WHAT YOU ARE ASKED TO DO:
State how many lines of the data below hold the string "content", giving nothing but the number.

DATA:
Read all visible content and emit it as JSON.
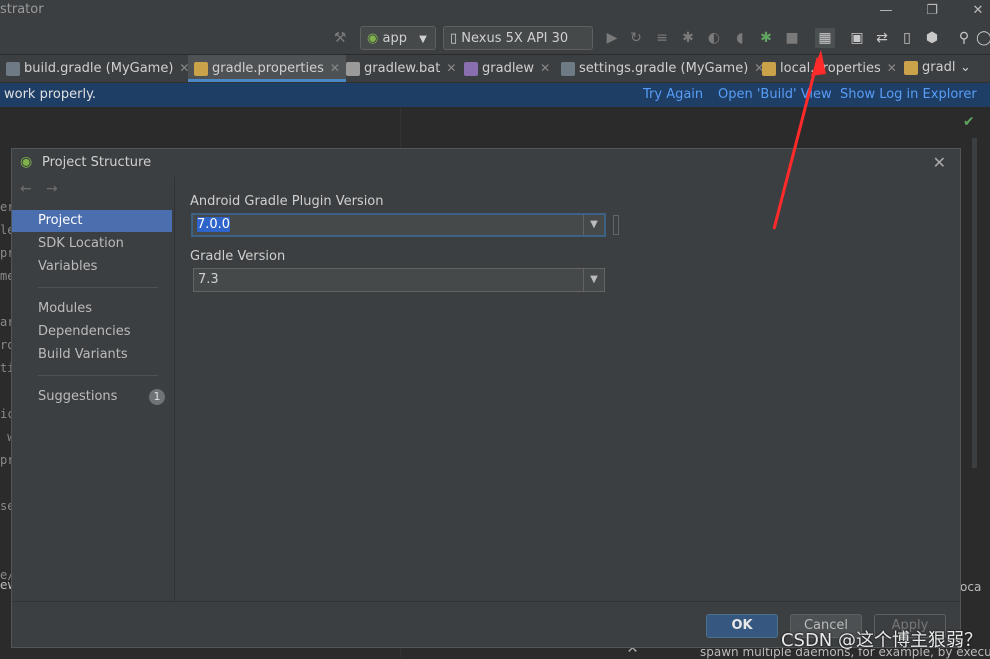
{
  "window": {
    "title": "strator"
  },
  "toolbar": {
    "run_config": "app",
    "device": "Nexus 5X API 30"
  },
  "tabs": [
    {
      "label": "build.gradle (MyGame)",
      "active": false
    },
    {
      "label": "gradle.properties",
      "active": true
    },
    {
      "label": "gradlew.bat",
      "active": false
    },
    {
      "label": "gradlew",
      "active": false
    },
    {
      "label": "settings.gradle (MyGame)",
      "active": false
    },
    {
      "label": "local.properties",
      "active": false
    },
    {
      "label": "gradl",
      "active": false
    }
  ],
  "notification": {
    "message": "work properly.",
    "try_again": "Try Again",
    "open_build": "Open 'Build' View",
    "show_log": "Show Log in Explorer"
  },
  "dialog": {
    "title": "Project Structure",
    "nav": {
      "project": "Project",
      "sdk_location": "SDK Location",
      "variables": "Variables",
      "modules": "Modules",
      "dependencies": "Dependencies",
      "build_variants": "Build Variants",
      "suggestions": "Suggestions",
      "suggestions_count": "1"
    },
    "agp_label": "Android Gradle Plugin Version",
    "agp_value": "7.0.0",
    "gradle_label": "Gradle Version",
    "gradle_value": "7.3",
    "ok": "OK",
    "cancel": "Cancel",
    "apply": "Apply"
  },
  "bottom_text": "spawn multiple daemons, for example, by execu",
  "watermark": "CSDN @这个博主狠弱？",
  "colors": {
    "accent": "#4b6eaf",
    "annotation_arrow": "#ff2a2a"
  }
}
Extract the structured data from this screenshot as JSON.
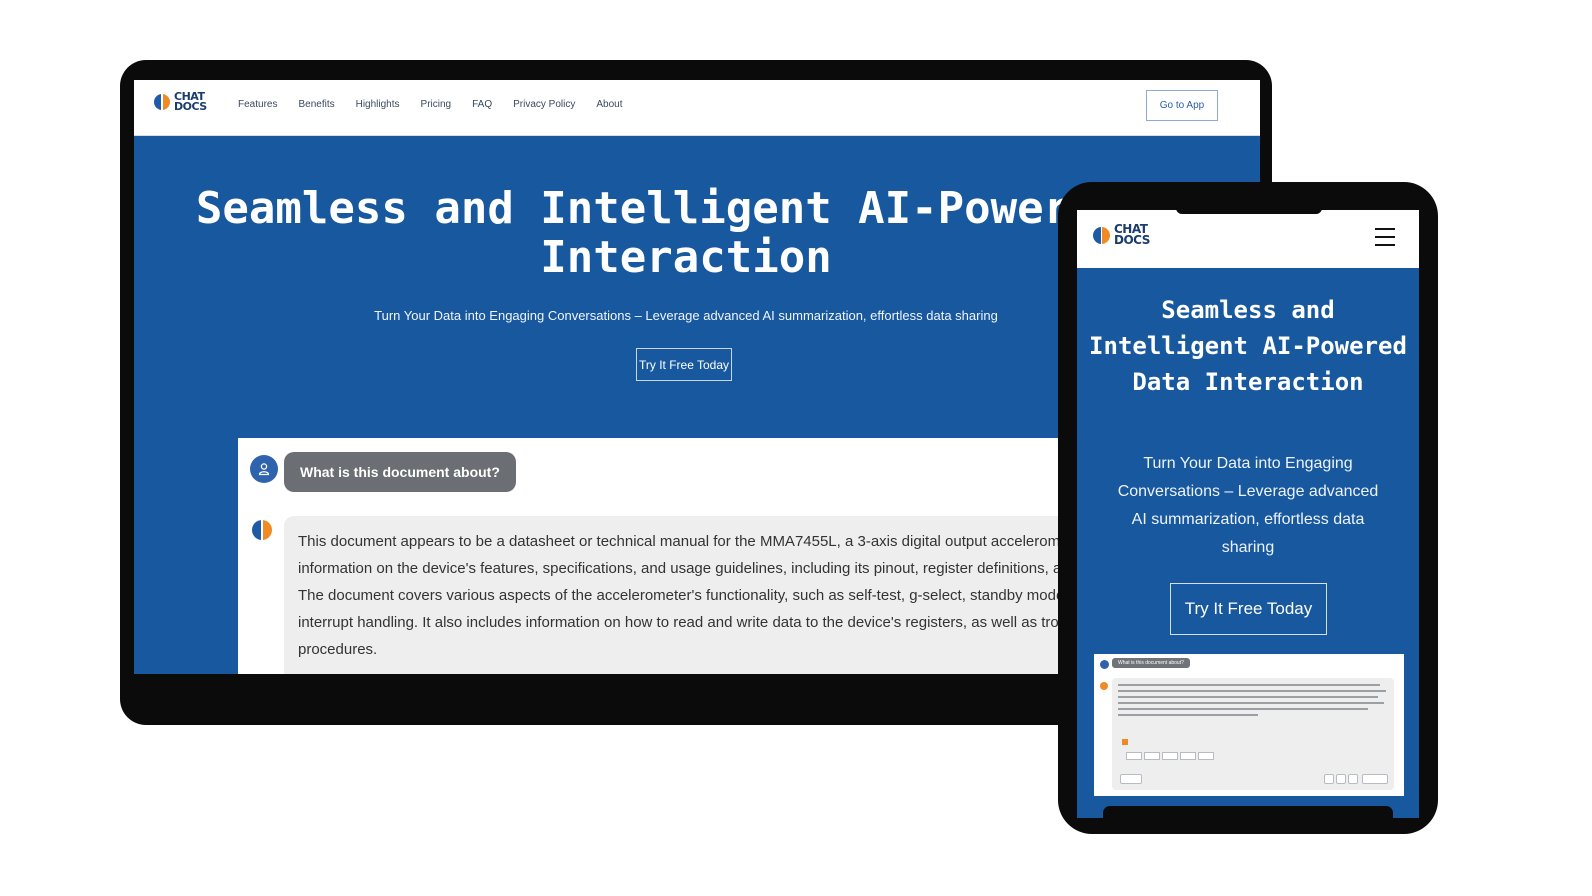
{
  "desktop": {
    "logo_top": "CHAT",
    "logo_bottom": "DOCS",
    "nav": [
      "Features",
      "Benefits",
      "Highlights",
      "Pricing",
      "FAQ",
      "Privacy Policy",
      "About"
    ],
    "cta": "Go to App",
    "hero_title_line1": "Seamless and Intelligent AI-Powered D",
    "hero_title_line2": "Interaction",
    "hero_subtitle": "Turn Your Data into Engaging Conversations – Leverage advanced AI summarization, effortless data sharing",
    "try_button": "Try It Free Today",
    "chat": {
      "question": "What is this document about?",
      "answer": "This document appears to be a datasheet or technical manual for the MMA7455L, a 3-axis digital output accelerometer. It provides detailed information on the device's features, specifications, and usage guidelines, including its pinout, register definitions, and communication protocols. The document covers various aspects of the accelerometer's functionality, such as self-test, g-select, standby mode, measurement mode, and interrupt handling. It also includes information on how to read and write data to the device's registers, as well as troubleshooting and error handling procedures."
    }
  },
  "phone": {
    "logo_top": "CHAT",
    "logo_bottom": "DOCS",
    "menu_icon": "hamburger-menu-icon",
    "hero_title": "Seamless and Intelligent AI-Powered Data Interaction",
    "hero_subtitle": "Turn Your Data into Engaging Conversations – Leverage advanced AI summarization, effortless data sharing",
    "try_button": "Try It Free Today"
  },
  "colors": {
    "brand_blue": "#17589f",
    "logo_orange": "#f08a24",
    "bubble_gray": "#6b6e72"
  }
}
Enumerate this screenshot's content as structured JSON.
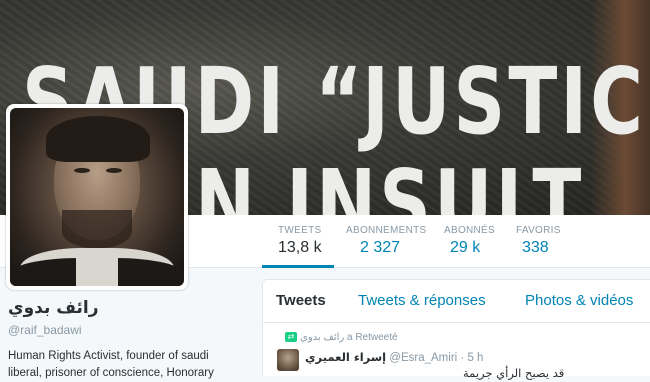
{
  "banner": {
    "line1": "SAUDI “JUSTICE”",
    "line2": "N INSULT"
  },
  "stats": [
    {
      "label": "TWEETS",
      "value": "13,8 k"
    },
    {
      "label": "ABONNEMENTS",
      "value": "2 327"
    },
    {
      "label": "ABONNÉS",
      "value": "29 k"
    },
    {
      "label": "FAVORIS",
      "value": "338"
    }
  ],
  "profile": {
    "name": "رائف بدوي",
    "handle": "@raif_badawi",
    "bio_line1": "Human Rights Activist, founder of saudi",
    "bio_line2": "liberal, prisoner of conscience, Honorary"
  },
  "timeline": {
    "tabs": [
      "Tweets",
      "Tweets & réponses",
      "Photos & vidéos"
    ],
    "retweet_note": "رائف بدوي a Retweeté",
    "tweet": {
      "author": "إسراء العميري",
      "handle": "@Esra_Amiri",
      "time": "5 h",
      "text": "قد يصبح الرأي جريمة"
    }
  },
  "colors": {
    "link": "#0084b4",
    "text": "#292f33",
    "muted": "#8899a6",
    "retweet": "#19cf86"
  }
}
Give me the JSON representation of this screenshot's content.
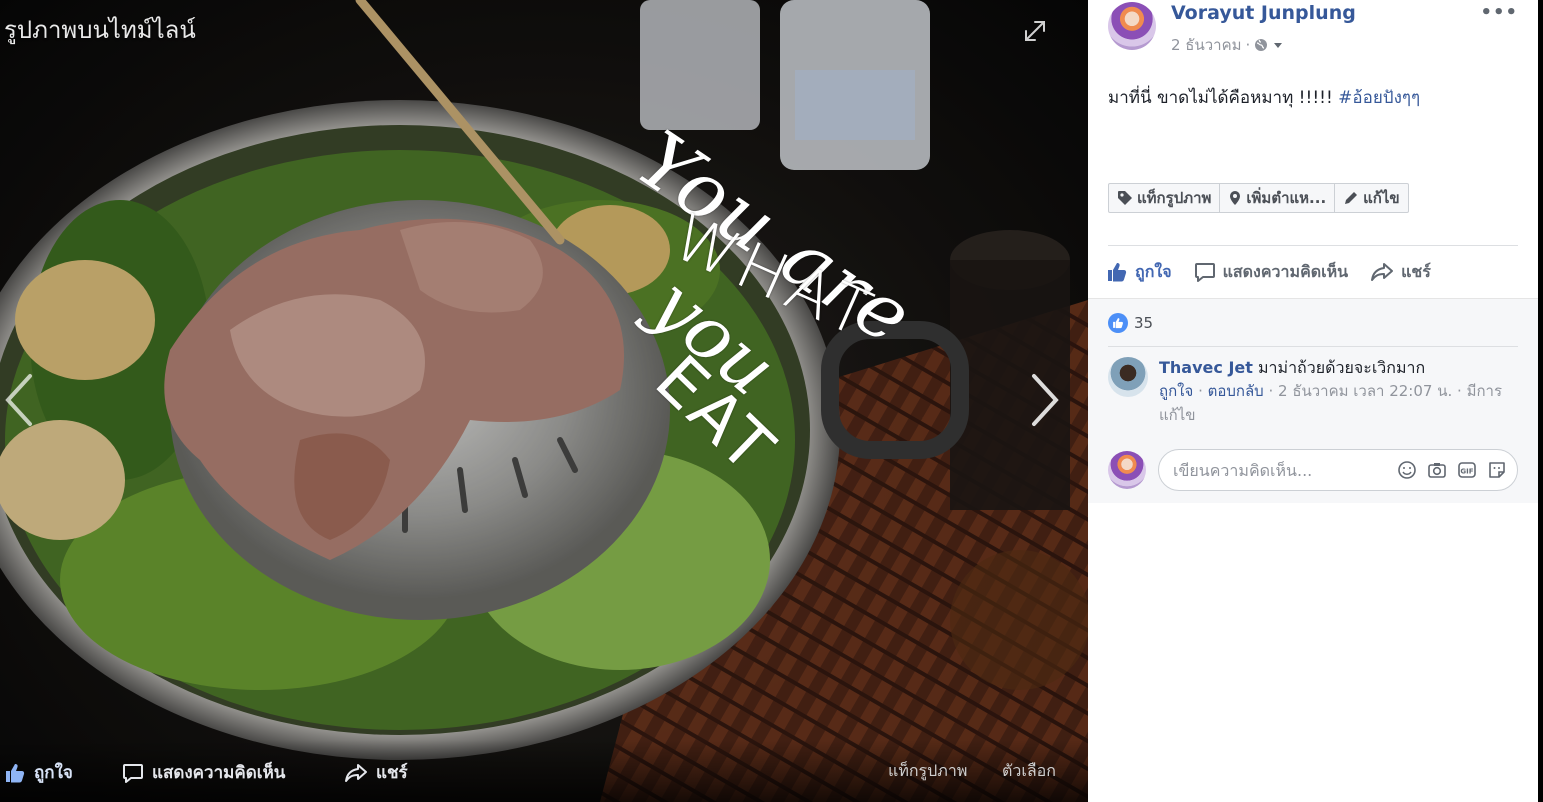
{
  "viewer": {
    "album_title": "รูปภาพบนไทม์ไลน์",
    "overlay_lines": [
      "You are",
      "WHAT",
      "you",
      "EAT"
    ],
    "bottom_actions": {
      "like": "ถูกใจ",
      "comment": "แสดงความคิดเห็น",
      "share": "แชร์"
    },
    "bottom_links": {
      "tag": "แท็กรูปภาพ",
      "options": "ตัวเลือก"
    }
  },
  "post": {
    "author": "Vorayut Junplung",
    "date": "2 ธันวาคม",
    "text": "มาที่นี่ ขาดไม่ได้คือหมาทุ !!!!! ",
    "hashtag": "#อ้อยปังๆๆ",
    "tag_bar": {
      "tag_photo": "แท็กรูปภาพ",
      "add_location": "เพิ่มตำแห...",
      "edit": "แก้ไข"
    },
    "actions": {
      "like": "ถูกใจ",
      "comment": "แสดงความคิดเห็น",
      "share": "แชร์"
    },
    "reaction_count": "35"
  },
  "comments": [
    {
      "name": "Thavec Jet",
      "text": "มาม่าถ้วยด้วยจะเวิกมาก",
      "like": "ถูกใจ",
      "reply": "ตอบกลับ",
      "timestamp": "2 ธันวาคม เวลา 22:07 น.",
      "edited": "มีการแก้ไข"
    }
  ],
  "composer": {
    "placeholder": "เขียนความคิดเห็น..."
  },
  "colors": {
    "link": "#365899",
    "like_blue": "#4267b2",
    "badge": "#4c8ff7",
    "muted": "#90949c"
  },
  "icons": [
    "expand-icon",
    "chevron-left-icon",
    "chevron-right-icon",
    "thumbs-up-icon",
    "comment-icon",
    "share-icon",
    "globe-icon",
    "tag-icon",
    "location-pin-icon",
    "pencil-icon",
    "emoji-icon",
    "camera-icon",
    "gif-icon",
    "sticker-icon"
  ]
}
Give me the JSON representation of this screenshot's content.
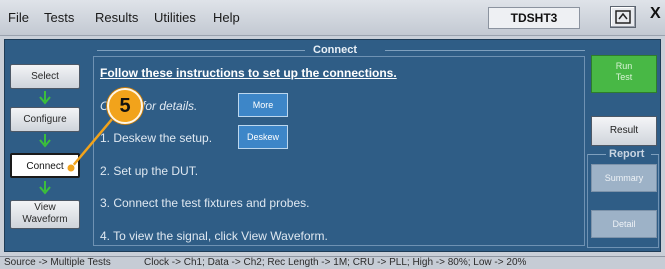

SOLUTION FOR THIS EXERCISE:
4